• **RECORDS FOR THE TASK**

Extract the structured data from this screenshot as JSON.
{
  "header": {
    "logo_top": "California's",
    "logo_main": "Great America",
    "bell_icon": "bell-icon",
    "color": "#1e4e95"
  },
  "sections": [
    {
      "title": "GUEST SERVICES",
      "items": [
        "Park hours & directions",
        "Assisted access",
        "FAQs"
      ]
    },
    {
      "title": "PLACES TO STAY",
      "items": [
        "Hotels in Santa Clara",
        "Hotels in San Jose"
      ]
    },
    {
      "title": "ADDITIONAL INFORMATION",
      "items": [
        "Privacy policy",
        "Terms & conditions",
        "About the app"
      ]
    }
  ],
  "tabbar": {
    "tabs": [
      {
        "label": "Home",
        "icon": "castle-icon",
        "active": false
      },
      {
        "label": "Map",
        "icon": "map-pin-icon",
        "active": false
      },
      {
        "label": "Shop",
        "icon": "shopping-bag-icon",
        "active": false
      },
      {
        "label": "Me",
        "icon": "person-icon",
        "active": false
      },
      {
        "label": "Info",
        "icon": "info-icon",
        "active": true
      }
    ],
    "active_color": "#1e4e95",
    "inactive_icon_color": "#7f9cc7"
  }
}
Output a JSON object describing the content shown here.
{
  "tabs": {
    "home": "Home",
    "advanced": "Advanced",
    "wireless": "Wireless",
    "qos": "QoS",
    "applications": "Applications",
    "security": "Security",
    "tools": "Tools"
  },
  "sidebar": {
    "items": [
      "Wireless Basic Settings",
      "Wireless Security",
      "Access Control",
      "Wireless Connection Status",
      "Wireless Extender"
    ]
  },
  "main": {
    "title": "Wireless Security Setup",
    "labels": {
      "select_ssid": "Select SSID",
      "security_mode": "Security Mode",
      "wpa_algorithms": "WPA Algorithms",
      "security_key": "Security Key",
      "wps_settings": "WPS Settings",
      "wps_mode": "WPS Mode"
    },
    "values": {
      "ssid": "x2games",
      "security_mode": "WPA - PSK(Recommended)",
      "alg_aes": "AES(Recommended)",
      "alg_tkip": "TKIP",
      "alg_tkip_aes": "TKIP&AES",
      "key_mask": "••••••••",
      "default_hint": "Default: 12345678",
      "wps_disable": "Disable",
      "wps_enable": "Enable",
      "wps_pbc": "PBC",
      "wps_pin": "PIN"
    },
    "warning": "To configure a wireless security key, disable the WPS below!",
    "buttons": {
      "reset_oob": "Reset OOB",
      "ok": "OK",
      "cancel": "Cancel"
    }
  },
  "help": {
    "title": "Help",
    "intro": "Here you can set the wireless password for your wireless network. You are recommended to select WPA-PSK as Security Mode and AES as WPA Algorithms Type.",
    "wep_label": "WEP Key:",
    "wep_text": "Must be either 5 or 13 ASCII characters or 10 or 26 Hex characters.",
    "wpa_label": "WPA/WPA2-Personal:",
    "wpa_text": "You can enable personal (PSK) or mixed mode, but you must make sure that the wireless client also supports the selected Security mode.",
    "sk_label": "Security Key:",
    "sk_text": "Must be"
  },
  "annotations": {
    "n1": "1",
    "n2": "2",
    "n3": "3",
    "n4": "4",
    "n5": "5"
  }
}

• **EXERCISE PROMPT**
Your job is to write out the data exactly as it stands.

• **EXPECTED OUTPUT**
Extract the structured data from this screenshot as JSON.
{
  "header": {
    "logo_top": "California's",
    "logo_main": "Great America",
    "bell_icon": "bell-icon",
    "color": "#1e4e95"
  },
  "sections": [
    {
      "title": "GUEST SERVICES",
      "items": [
        "Park hours & directions",
        "Assisted access",
        "FAQs"
      ]
    },
    {
      "title": "PLACES TO STAY",
      "items": [
        "Hotels in Santa Clara",
        "Hotels in San Jose"
      ]
    },
    {
      "title": "ADDITIONAL INFORMATION",
      "items": [
        "Privacy policy",
        "Terms & conditions",
        "About the app"
      ]
    }
  ],
  "tabbar": {
    "tabs": [
      {
        "label": "Home",
        "icon": "castle-icon",
        "active": false
      },
      {
        "label": "Map",
        "icon": "map-pin-icon",
        "active": false
      },
      {
        "label": "Shop",
        "icon": "shopping-bag-icon",
        "active": false
      },
      {
        "label": "Me",
        "icon": "person-icon",
        "active": false
      },
      {
        "label": "Info",
        "icon": "info-icon",
        "active": true
      }
    ],
    "active_color": "#1e4e95",
    "inactive_icon_color": "#7f9cc7"
  }
}
Output a JSON object describing the content shown here.
{
  "tabs": {
    "home": "Home",
    "advanced": "Advanced",
    "wireless": "Wireless",
    "qos": "QoS",
    "applications": "Applications",
    "security": "Security",
    "tools": "Tools"
  },
  "sidebar": {
    "items": [
      "Wireless Basic Settings",
      "Wireless Security",
      "Access Control",
      "Wireless Connection Status",
      "Wireless Extender"
    ]
  },
  "main": {
    "title": "Wireless Security Setup",
    "labels": {
      "select_ssid": "Select SSID",
      "security_mode": "Security Mode",
      "wpa_algorithms": "WPA Algorithms",
      "security_key": "Security Key",
      "wps_settings": "WPS Settings",
      "wps_mode": "WPS Mode"
    },
    "values": {
      "ssid": "x2games",
      "security_mode": "WPA - PSK(Recommended)",
      "alg_aes": "AES(Recommended)",
      "alg_tkip": "TKIP",
      "alg_tkip_aes": "TKIP&AES",
      "key_mask": "••••••••",
      "default_hint": "Default: 12345678",
      "wps_disable": "Disable",
      "wps_enable": "Enable",
      "wps_pbc": "PBC",
      "wps_pin": "PIN"
    },
    "warning": "To configure a wireless security key, disable the WPS below!",
    "buttons": {
      "reset_oob": "Reset OOB",
      "ok": "OK",
      "cancel": "Cancel"
    }
  },
  "help": {
    "title": "Help",
    "intro": "Here you can set the wireless password for your wireless network. You are recommended to select WPA-PSK as Security Mode and AES as WPA Algorithms Type.",
    "wep_label": "WEP Key:",
    "wep_text": "Must be either 5 or 13 ASCII characters or 10 or 26 Hex characters.",
    "wpa_label": "WPA/WPA2-Personal:",
    "wpa_text": "You can enable personal (PSK) or mixed mode, but you must make sure that the wireless client also supports the selected Security mode.",
    "sk_label": "Security Key:",
    "sk_text": "Must be"
  },
  "annotations": {
    "n1": "1",
    "n2": "2",
    "n3": "3",
    "n4": "4",
    "n5": "5"
  }
}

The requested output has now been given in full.